Provide only the number of lines in the records below that include "Paint".

--- SOURCE RECORDS ---

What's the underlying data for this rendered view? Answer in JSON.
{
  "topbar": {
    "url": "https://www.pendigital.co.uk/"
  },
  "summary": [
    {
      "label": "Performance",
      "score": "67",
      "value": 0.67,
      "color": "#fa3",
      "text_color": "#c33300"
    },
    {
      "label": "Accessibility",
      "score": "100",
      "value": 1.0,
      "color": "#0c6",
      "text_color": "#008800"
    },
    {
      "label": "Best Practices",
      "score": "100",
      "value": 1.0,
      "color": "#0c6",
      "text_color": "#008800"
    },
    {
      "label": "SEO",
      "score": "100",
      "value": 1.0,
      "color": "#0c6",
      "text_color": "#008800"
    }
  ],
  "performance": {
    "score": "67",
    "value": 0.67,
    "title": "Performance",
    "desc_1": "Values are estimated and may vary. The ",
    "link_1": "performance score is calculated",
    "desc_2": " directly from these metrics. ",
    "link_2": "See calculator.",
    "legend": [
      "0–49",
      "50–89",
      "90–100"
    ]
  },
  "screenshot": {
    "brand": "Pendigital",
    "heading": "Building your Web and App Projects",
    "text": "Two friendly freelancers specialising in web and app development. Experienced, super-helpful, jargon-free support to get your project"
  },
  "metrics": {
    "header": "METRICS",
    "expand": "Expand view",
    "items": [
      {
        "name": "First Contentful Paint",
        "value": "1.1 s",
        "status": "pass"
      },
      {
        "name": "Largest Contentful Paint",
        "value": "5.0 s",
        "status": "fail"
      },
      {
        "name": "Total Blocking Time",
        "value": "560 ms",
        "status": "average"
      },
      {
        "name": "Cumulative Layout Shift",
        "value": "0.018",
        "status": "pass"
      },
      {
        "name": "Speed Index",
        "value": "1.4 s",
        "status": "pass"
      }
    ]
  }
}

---

▸ **ANSWER BELOW**:
2